It is a good thing that we have a conscience to guide us, and it is a good thing that it is often a struggle to determine the correct course of action in a given situation. However, as the writer Robert Royal once said, “When someone wrestles with their conscience, it’s remarkable how often he wins.” What do you do when your conscience tells you the right thing to do is the opposite of what you want to do? What do you do when the consequences are just too dire, so you go against your conscience? I think that every time we choose to go against our conscience it dies a little bit, and it takes a long time to build it up again. It takes courage to follow a properly formed conscience.
The thing that gave the Maccabees the courage to resist was their hope in what was to come. There was a growing belief in Judaism at the time that there was an afterlife, that they would be raised again by their God to a glorious future. It was this hope that drove them to resist. It was that hope that gave them their conviction.
In Jesus’ time there were still divisions in Judaism around the existence of an afterlife and especially of the resurrection of the dead. The Sadducees didn’t believe in the resurrection, and it was they who were testing Jesus in the gospel today. They were focusing on the letter of the law and Jesus was trying to help them see the bigger picture. He was focusing on the hope of the message, and they would not allow themselves to see it. They were focusing on death, He was focusing on life.
But then, Jesus always focused on life. He never said it would be easy. In fact, he predicted the opposite. But he always said it would be worth it. And he promised to never leave us orphans. He is always there to strengthen us and give us the grace we need to make the right choices, no matter how hard they are. As St. Paul tells us today,
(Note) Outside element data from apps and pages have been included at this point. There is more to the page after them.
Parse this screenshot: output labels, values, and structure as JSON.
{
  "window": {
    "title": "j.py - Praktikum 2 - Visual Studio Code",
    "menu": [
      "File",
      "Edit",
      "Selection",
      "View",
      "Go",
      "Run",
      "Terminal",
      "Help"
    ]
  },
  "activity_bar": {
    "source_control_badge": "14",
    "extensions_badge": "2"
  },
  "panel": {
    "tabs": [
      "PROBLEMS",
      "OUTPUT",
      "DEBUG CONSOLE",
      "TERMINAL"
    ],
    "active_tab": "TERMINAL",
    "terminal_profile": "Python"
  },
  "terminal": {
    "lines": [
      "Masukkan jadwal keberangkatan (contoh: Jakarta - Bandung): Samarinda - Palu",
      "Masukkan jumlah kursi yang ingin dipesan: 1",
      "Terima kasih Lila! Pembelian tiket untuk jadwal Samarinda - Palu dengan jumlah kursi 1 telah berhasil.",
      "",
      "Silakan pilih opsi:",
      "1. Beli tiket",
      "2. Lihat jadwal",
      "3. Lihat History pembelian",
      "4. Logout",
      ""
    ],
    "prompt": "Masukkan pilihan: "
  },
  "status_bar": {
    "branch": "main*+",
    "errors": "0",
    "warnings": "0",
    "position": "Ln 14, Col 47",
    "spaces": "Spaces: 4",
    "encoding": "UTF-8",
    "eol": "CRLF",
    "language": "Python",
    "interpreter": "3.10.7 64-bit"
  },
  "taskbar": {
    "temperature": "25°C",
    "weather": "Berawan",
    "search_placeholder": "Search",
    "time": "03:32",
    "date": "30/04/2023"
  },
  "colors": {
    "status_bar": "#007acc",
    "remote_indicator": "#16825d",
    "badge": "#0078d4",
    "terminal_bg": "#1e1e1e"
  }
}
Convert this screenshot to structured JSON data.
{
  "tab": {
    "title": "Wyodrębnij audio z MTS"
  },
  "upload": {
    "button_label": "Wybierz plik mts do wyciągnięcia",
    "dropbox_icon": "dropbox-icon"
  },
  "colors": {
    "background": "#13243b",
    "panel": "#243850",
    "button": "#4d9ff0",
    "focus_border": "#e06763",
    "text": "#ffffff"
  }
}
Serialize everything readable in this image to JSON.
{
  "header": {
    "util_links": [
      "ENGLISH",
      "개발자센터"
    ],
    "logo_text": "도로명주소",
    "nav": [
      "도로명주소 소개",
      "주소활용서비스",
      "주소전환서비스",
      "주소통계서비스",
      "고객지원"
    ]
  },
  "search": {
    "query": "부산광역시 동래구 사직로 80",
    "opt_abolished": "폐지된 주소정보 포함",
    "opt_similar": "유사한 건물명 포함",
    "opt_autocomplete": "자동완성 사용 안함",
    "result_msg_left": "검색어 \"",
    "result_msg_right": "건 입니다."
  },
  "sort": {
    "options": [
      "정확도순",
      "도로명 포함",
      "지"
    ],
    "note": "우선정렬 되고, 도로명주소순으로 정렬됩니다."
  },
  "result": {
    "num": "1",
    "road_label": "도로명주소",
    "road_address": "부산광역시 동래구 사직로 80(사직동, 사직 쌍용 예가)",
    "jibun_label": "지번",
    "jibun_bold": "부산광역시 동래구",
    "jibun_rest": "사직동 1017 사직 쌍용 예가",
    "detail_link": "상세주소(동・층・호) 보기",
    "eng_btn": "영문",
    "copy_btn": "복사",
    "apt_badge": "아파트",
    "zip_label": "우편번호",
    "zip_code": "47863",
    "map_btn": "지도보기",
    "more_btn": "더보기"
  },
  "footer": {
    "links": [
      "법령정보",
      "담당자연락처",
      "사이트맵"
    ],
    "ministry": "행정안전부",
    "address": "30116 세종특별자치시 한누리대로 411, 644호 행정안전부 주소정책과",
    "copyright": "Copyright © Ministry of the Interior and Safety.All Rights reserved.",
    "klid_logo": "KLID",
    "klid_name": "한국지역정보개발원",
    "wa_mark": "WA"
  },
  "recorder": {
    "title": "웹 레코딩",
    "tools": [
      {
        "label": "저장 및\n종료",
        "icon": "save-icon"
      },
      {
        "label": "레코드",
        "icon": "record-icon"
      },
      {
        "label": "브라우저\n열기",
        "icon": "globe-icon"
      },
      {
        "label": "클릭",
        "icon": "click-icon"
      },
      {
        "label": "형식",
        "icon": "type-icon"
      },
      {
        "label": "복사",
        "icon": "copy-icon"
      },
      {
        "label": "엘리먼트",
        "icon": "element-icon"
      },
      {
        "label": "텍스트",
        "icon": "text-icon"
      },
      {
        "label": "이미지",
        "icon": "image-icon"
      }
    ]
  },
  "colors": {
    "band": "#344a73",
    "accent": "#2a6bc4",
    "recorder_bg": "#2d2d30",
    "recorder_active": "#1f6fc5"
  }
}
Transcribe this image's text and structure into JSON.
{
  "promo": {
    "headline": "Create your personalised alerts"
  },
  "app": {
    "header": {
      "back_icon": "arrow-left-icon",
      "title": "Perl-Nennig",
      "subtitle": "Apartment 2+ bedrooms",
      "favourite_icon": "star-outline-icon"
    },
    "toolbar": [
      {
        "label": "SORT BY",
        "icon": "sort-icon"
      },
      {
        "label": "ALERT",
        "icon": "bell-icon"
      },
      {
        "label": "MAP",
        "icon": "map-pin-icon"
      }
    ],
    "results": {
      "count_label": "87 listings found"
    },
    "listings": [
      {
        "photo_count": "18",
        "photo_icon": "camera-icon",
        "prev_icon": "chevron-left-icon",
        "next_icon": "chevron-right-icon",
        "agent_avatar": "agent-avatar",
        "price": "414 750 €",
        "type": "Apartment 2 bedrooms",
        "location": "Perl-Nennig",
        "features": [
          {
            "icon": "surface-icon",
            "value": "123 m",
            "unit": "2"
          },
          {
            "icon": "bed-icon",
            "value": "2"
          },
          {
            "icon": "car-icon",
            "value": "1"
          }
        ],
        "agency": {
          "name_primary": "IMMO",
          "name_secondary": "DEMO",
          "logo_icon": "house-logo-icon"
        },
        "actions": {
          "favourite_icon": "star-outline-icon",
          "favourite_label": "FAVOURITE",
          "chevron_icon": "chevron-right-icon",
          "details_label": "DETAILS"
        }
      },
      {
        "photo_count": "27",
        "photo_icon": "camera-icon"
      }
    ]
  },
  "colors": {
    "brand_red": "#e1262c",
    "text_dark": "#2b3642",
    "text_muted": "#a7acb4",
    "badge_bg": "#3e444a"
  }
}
But the Lord is faithful;
He will strengthen you and guard you from the evil one.
May the Lord direct your hearts to the love of God
and to the endurance of Christ.